## [What to do]
The records must be retyped exactly, with no pictures included.

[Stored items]
****************
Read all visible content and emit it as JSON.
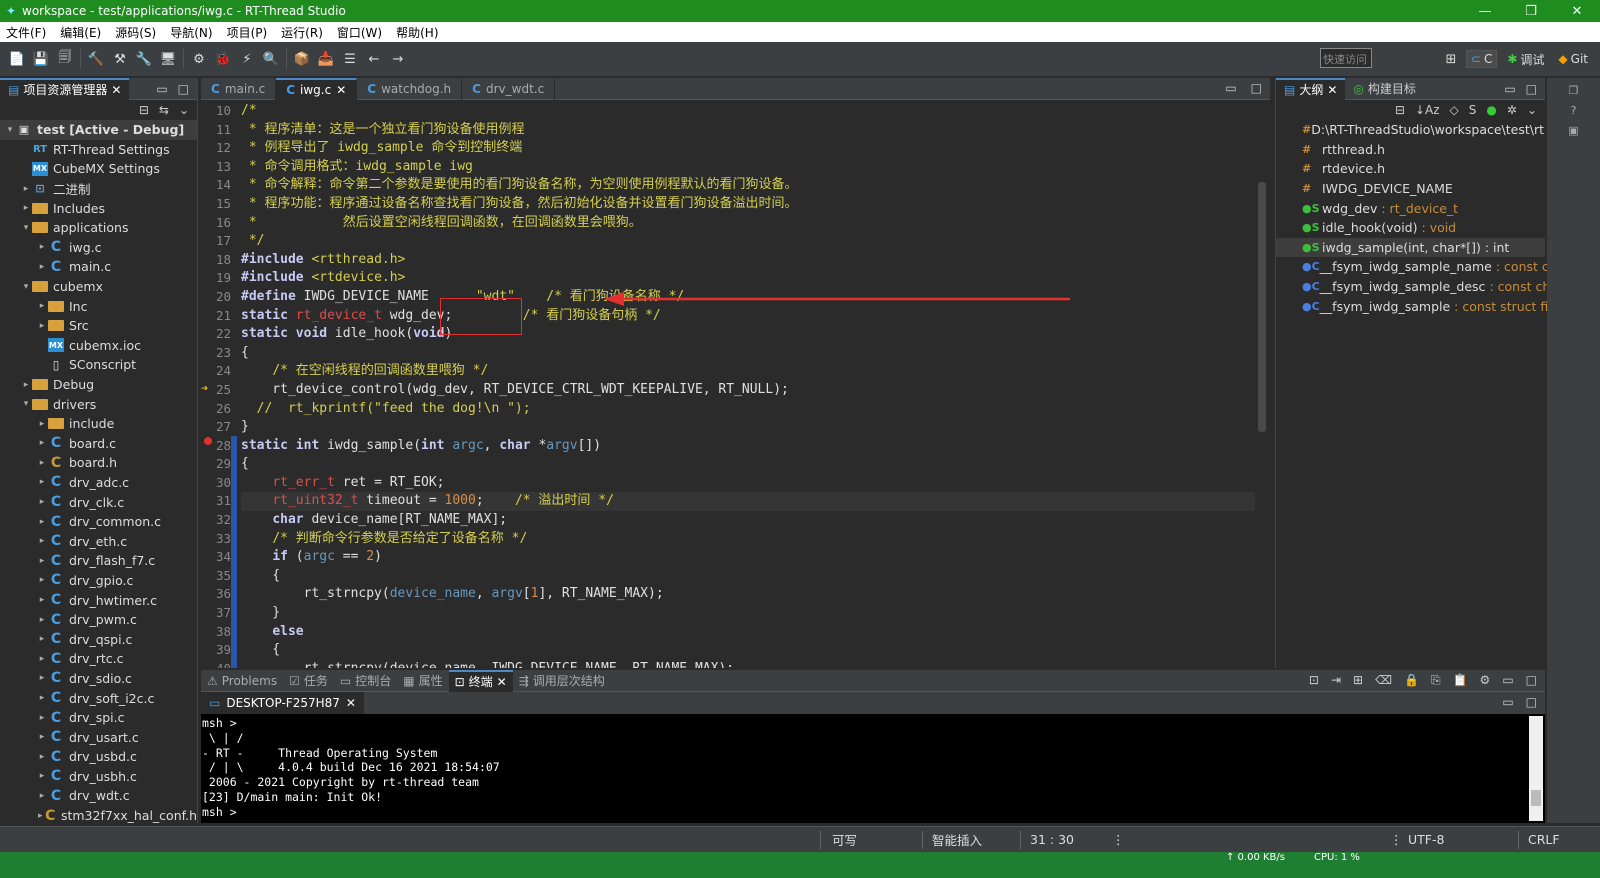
{
  "window": {
    "title": "workspace - test/applications/iwg.c - RT-Thread Studio",
    "controls": [
      "—",
      "❐",
      "✕"
    ]
  },
  "menu": [
    "文件(F)",
    "编辑(E)",
    "源码(S)",
    "导航(N)",
    "项目(P)",
    "运行(R)",
    "窗口(W)",
    "帮助(H)"
  ],
  "toolbar": {
    "quick_access": "快速访问",
    "perspectives": [
      "C",
      "调试",
      "Git"
    ]
  },
  "explorer": {
    "tab": "项目资源管理器",
    "items": [
      {
        "label": "test  [Active - Debug]",
        "icon": "project",
        "arrow": "▾",
        "indent": 0,
        "bold": true
      },
      {
        "label": "RT-Thread Settings",
        "icon": "rt",
        "arrow": "",
        "indent": 1
      },
      {
        "label": "CubeMX Settings",
        "icon": "mx",
        "arrow": "",
        "indent": 1
      },
      {
        "label": "二进制",
        "icon": "bin",
        "arrow": "▸",
        "indent": 1
      },
      {
        "label": "Includes",
        "icon": "fold",
        "arrow": "▸",
        "indent": 1
      },
      {
        "label": "applications",
        "icon": "fold",
        "arrow": "▾",
        "indent": 1
      },
      {
        "label": "iwg.c",
        "icon": "c",
        "arrow": "▸",
        "indent": 2
      },
      {
        "label": "main.c",
        "icon": "c",
        "arrow": "▸",
        "indent": 2
      },
      {
        "label": "cubemx",
        "icon": "fold",
        "arrow": "▾",
        "indent": 1
      },
      {
        "label": "Inc",
        "icon": "fold",
        "arrow": "▸",
        "indent": 2
      },
      {
        "label": "Src",
        "icon": "fold",
        "arrow": "▸",
        "indent": 2
      },
      {
        "label": "cubemx.ioc",
        "icon": "mx",
        "arrow": "",
        "indent": 2
      },
      {
        "label": "SConscript",
        "icon": "file",
        "arrow": "",
        "indent": 2
      },
      {
        "label": "Debug",
        "icon": "fold",
        "arrow": "▸",
        "indent": 1
      },
      {
        "label": "drivers",
        "icon": "fold",
        "arrow": "▾",
        "indent": 1
      },
      {
        "label": "include",
        "icon": "fold",
        "arrow": "▸",
        "indent": 2
      },
      {
        "label": "board.c",
        "icon": "c",
        "arrow": "▸",
        "indent": 2
      },
      {
        "label": "board.h",
        "icon": "h",
        "arrow": "▸",
        "indent": 2
      },
      {
        "label": "drv_adc.c",
        "icon": "c",
        "arrow": "▸",
        "indent": 2
      },
      {
        "label": "drv_clk.c",
        "icon": "c",
        "arrow": "▸",
        "indent": 2
      },
      {
        "label": "drv_common.c",
        "icon": "c",
        "arrow": "▸",
        "indent": 2
      },
      {
        "label": "drv_eth.c",
        "icon": "c",
        "arrow": "▸",
        "indent": 2
      },
      {
        "label": "drv_flash_f7.c",
        "icon": "c",
        "arrow": "▸",
        "indent": 2
      },
      {
        "label": "drv_gpio.c",
        "icon": "c",
        "arrow": "▸",
        "indent": 2
      },
      {
        "label": "drv_hwtimer.c",
        "icon": "c",
        "arrow": "▸",
        "indent": 2
      },
      {
        "label": "drv_pwm.c",
        "icon": "c",
        "arrow": "▸",
        "indent": 2
      },
      {
        "label": "drv_qspi.c",
        "icon": "c",
        "arrow": "▸",
        "indent": 2
      },
      {
        "label": "drv_rtc.c",
        "icon": "c",
        "arrow": "▸",
        "indent": 2
      },
      {
        "label": "drv_sdio.c",
        "icon": "c",
        "arrow": "▸",
        "indent": 2
      },
      {
        "label": "drv_soft_i2c.c",
        "icon": "c",
        "arrow": "▸",
        "indent": 2
      },
      {
        "label": "drv_spi.c",
        "icon": "c",
        "arrow": "▸",
        "indent": 2
      },
      {
        "label": "drv_usart.c",
        "icon": "c",
        "arrow": "▸",
        "indent": 2
      },
      {
        "label": "drv_usbd.c",
        "icon": "c",
        "arrow": "▸",
        "indent": 2
      },
      {
        "label": "drv_usbh.c",
        "icon": "c",
        "arrow": "▸",
        "indent": 2
      },
      {
        "label": "drv_wdt.c",
        "icon": "c",
        "arrow": "▸",
        "indent": 2
      },
      {
        "label": "stm32f7xx_hal_conf.h",
        "icon": "h",
        "arrow": "▸",
        "indent": 2
      }
    ]
  },
  "editor": {
    "tabs": [
      {
        "label": "main.c",
        "active": false,
        "icon": "C"
      },
      {
        "label": "iwg.c",
        "active": true,
        "icon": "C"
      },
      {
        "label": "watchdog.h",
        "active": false,
        "icon": "C"
      },
      {
        "label": "drv_wdt.c",
        "active": false,
        "icon": "C"
      }
    ],
    "line_numbers": [
      "10",
      "11",
      "12",
      "13",
      "14",
      "15",
      "16",
      "17",
      "18",
      "19",
      "20",
      "21",
      "22",
      "23",
      "24",
      "25",
      "26",
      "27",
      "28",
      "29",
      "30",
      "31",
      "32",
      "33",
      "34",
      "35",
      "36",
      "37",
      "38",
      "39",
      "40"
    ],
    "highlighted_line": "31"
  },
  "outline": {
    "tabs": [
      "大纲",
      "构建目标"
    ],
    "items": [
      {
        "icon": "#",
        "name": "D:\\RT-ThreadStudio\\workspace\\test\\rt",
        "type": ""
      },
      {
        "icon": "#",
        "name": "rtthread.h",
        "type": ""
      },
      {
        "icon": "#",
        "name": "rtdevice.h",
        "type": ""
      },
      {
        "icon": "#",
        "name": "IWDG_DEVICE_NAME",
        "type": ""
      },
      {
        "icon": "●S",
        "name": "wdg_dev",
        "type": " : rt_device_t"
      },
      {
        "icon": "●S",
        "name": "idle_hook(void)",
        "type": " : void"
      },
      {
        "icon": "●S",
        "name": "iwdg_sample(int, char*[]) : int",
        "type": ""
      },
      {
        "icon": "●C",
        "name": "__fsym_iwdg_sample_name",
        "type": " : const cha"
      },
      {
        "icon": "●C",
        "name": "__fsym_iwdg_sample_desc",
        "type": " : const char"
      },
      {
        "icon": "●C",
        "name": "__fsym_iwdg_sample",
        "type": " : const struct finsl"
      }
    ]
  },
  "bottom": {
    "tabs": [
      "Problems",
      "任务",
      "控制台",
      "属性",
      "终端",
      "调用层次结构"
    ],
    "active": "终端",
    "terminal_tab": "DESKTOP-F257H87",
    "console": "msh >\n \\ | /\n- RT -     Thread Operating System\n / | \\     4.0.4 build Dec 16 2021 18:54:07\n 2006 - 2021 Copyright by rt-thread team\n[23] D/main main: Init Ok!\nmsh >"
  },
  "status": {
    "writable": "可写",
    "insert": "智能插入",
    "position": "31 : 30",
    "encoding": "UTF-8",
    "eol": "CRLF"
  },
  "taskbar": {
    "net": "↑ 0.00 KB/s",
    "cpu": "CPU: 1 %"
  }
}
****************
## [Written reply]
Read all visible content and emit it as JSON.
{
  "window": {
    "title": "workspace - test/applications/iwg.c - RT-Thread Studio",
    "controls": [
      "—",
      "❐",
      "✕"
    ]
  },
  "menu": [
    "文件(F)",
    "编辑(E)",
    "源码(S)",
    "导航(N)",
    "项目(P)",
    "运行(R)",
    "窗口(W)",
    "帮助(H)"
  ],
  "toolbar": {
    "quick_access": "快速访问",
    "perspectives": [
      "C",
      "调试",
      "Git"
    ]
  },
  "explorer": {
    "tab": "项目资源管理器",
    "items": [
      {
        "label": "test  [Active - Debug]",
        "icon": "project",
        "arrow": "▾",
        "indent": 0,
        "bold": true
      },
      {
        "label": "RT-Thread Settings",
        "icon": "rt",
        "arrow": "",
        "indent": 1
      },
      {
        "label": "CubeMX Settings",
        "icon": "mx",
        "arrow": "",
        "indent": 1
      },
      {
        "label": "二进制",
        "icon": "bin",
        "arrow": "▸",
        "indent": 1
      },
      {
        "label": "Includes",
        "icon": "fold",
        "arrow": "▸",
        "indent": 1
      },
      {
        "label": "applications",
        "icon": "fold",
        "arrow": "▾",
        "indent": 1
      },
      {
        "label": "iwg.c",
        "icon": "c",
        "arrow": "▸",
        "indent": 2
      },
      {
        "label": "main.c",
        "icon": "c",
        "arrow": "▸",
        "indent": 2
      },
      {
        "label": "cubemx",
        "icon": "fold",
        "arrow": "▾",
        "indent": 1
      },
      {
        "label": "Inc",
        "icon": "fold",
        "arrow": "▸",
        "indent": 2
      },
      {
        "label": "Src",
        "icon": "fold",
        "arrow": "▸",
        "indent": 2
      },
      {
        "label": "cubemx.ioc",
        "icon": "mx",
        "arrow": "",
        "indent": 2
      },
      {
        "label": "SConscript",
        "icon": "file",
        "arrow": "",
        "indent": 2
      },
      {
        "label": "Debug",
        "icon": "fold",
        "arrow": "▸",
        "indent": 1
      },
      {
        "label": "drivers",
        "icon": "fold",
        "arrow": "▾",
        "indent": 1
      },
      {
        "label": "include",
        "icon": "fold",
        "arrow": "▸",
        "indent": 2
      },
      {
        "label": "board.c",
        "icon": "c",
        "arrow": "▸",
        "indent": 2
      },
      {
        "label": "board.h",
        "icon": "h",
        "arrow": "▸",
        "indent": 2
      },
      {
        "label": "drv_adc.c",
        "icon": "c",
        "arrow": "▸",
        "indent": 2
      },
      {
        "label": "drv_clk.c",
        "icon": "c",
        "arrow": "▸",
        "indent": 2
      },
      {
        "label": "drv_common.c",
        "icon": "c",
        "arrow": "▸",
        "indent": 2
      },
      {
        "label": "drv_eth.c",
        "icon": "c",
        "arrow": "▸",
        "indent": 2
      },
      {
        "label": "drv_flash_f7.c",
        "icon": "c",
        "arrow": "▸",
        "indent": 2
      },
      {
        "label": "drv_gpio.c",
        "icon": "c",
        "arrow": "▸",
        "indent": 2
      },
      {
        "label": "drv_hwtimer.c",
        "icon": "c",
        "arrow": "▸",
        "indent": 2
      },
      {
        "label": "drv_pwm.c",
        "icon": "c",
        "arrow": "▸",
        "indent": 2
      },
      {
        "label": "drv_qspi.c",
        "icon": "c",
        "arrow": "▸",
        "indent": 2
      },
      {
        "label": "drv_rtc.c",
        "icon": "c",
        "arrow": "▸",
        "indent": 2
      },
      {
        "label": "drv_sdio.c",
        "icon": "c",
        "arrow": "▸",
        "indent": 2
      },
      {
        "label": "drv_soft_i2c.c",
        "icon": "c",
        "arrow": "▸",
        "indent": 2
      },
      {
        "label": "drv_spi.c",
        "icon": "c",
        "arrow": "▸",
        "indent": 2
      },
      {
        "label": "drv_usart.c",
        "icon": "c",
        "arrow": "▸",
        "indent": 2
      },
      {
        "label": "drv_usbd.c",
        "icon": "c",
        "arrow": "▸",
        "indent": 2
      },
      {
        "label": "drv_usbh.c",
        "icon": "c",
        "arrow": "▸",
        "indent": 2
      },
      {
        "label": "drv_wdt.c",
        "icon": "c",
        "arrow": "▸",
        "indent": 2
      },
      {
        "label": "stm32f7xx_hal_conf.h",
        "icon": "h",
        "arrow": "▸",
        "indent": 2
      }
    ]
  },
  "editor": {
    "tabs": [
      {
        "label": "main.c",
        "active": false,
        "icon": "C"
      },
      {
        "label": "iwg.c",
        "active": true,
        "icon": "C"
      },
      {
        "label": "watchdog.h",
        "active": false,
        "icon": "C"
      },
      {
        "label": "drv_wdt.c",
        "active": false,
        "icon": "C"
      }
    ],
    "line_numbers": [
      "10",
      "11",
      "12",
      "13",
      "14",
      "15",
      "16",
      "17",
      "18",
      "19",
      "20",
      "21",
      "22",
      "23",
      "24",
      "25",
      "26",
      "27",
      "28",
      "29",
      "30",
      "31",
      "32",
      "33",
      "34",
      "35",
      "36",
      "37",
      "38",
      "39",
      "40"
    ],
    "highlighted_line": "31"
  },
  "outline": {
    "tabs": [
      "大纲",
      "构建目标"
    ],
    "items": [
      {
        "icon": "#",
        "name": "D:\\RT-ThreadStudio\\workspace\\test\\rt",
        "type": ""
      },
      {
        "icon": "#",
        "name": "rtthread.h",
        "type": ""
      },
      {
        "icon": "#",
        "name": "rtdevice.h",
        "type": ""
      },
      {
        "icon": "#",
        "name": "IWDG_DEVICE_NAME",
        "type": ""
      },
      {
        "icon": "●S",
        "name": "wdg_dev",
        "type": " : rt_device_t"
      },
      {
        "icon": "●S",
        "name": "idle_hook(void)",
        "type": " : void"
      },
      {
        "icon": "●S",
        "name": "iwdg_sample(int, char*[]) : int",
        "type": ""
      },
      {
        "icon": "●C",
        "name": "__fsym_iwdg_sample_name",
        "type": " : const cha"
      },
      {
        "icon": "●C",
        "name": "__fsym_iwdg_sample_desc",
        "type": " : const char"
      },
      {
        "icon": "●C",
        "name": "__fsym_iwdg_sample",
        "type": " : const struct finsl"
      }
    ]
  },
  "bottom": {
    "tabs": [
      "Problems",
      "任务",
      "控制台",
      "属性",
      "终端",
      "调用层次结构"
    ],
    "active": "终端",
    "terminal_tab": "DESKTOP-F257H87",
    "console": "msh >\n \\ | /\n- RT -     Thread Operating System\n / | \\     4.0.4 build Dec 16 2021 18:54:07\n 2006 - 2021 Copyright by rt-thread team\n[23] D/main main: Init Ok!\nmsh >"
  },
  "status": {
    "writable": "可写",
    "insert": "智能插入",
    "position": "31 : 30",
    "encoding": "UTF-8",
    "eol": "CRLF"
  },
  "taskbar": {
    "net": "↑ 0.00 KB/s",
    "cpu": "CPU: 1 %"
  }
}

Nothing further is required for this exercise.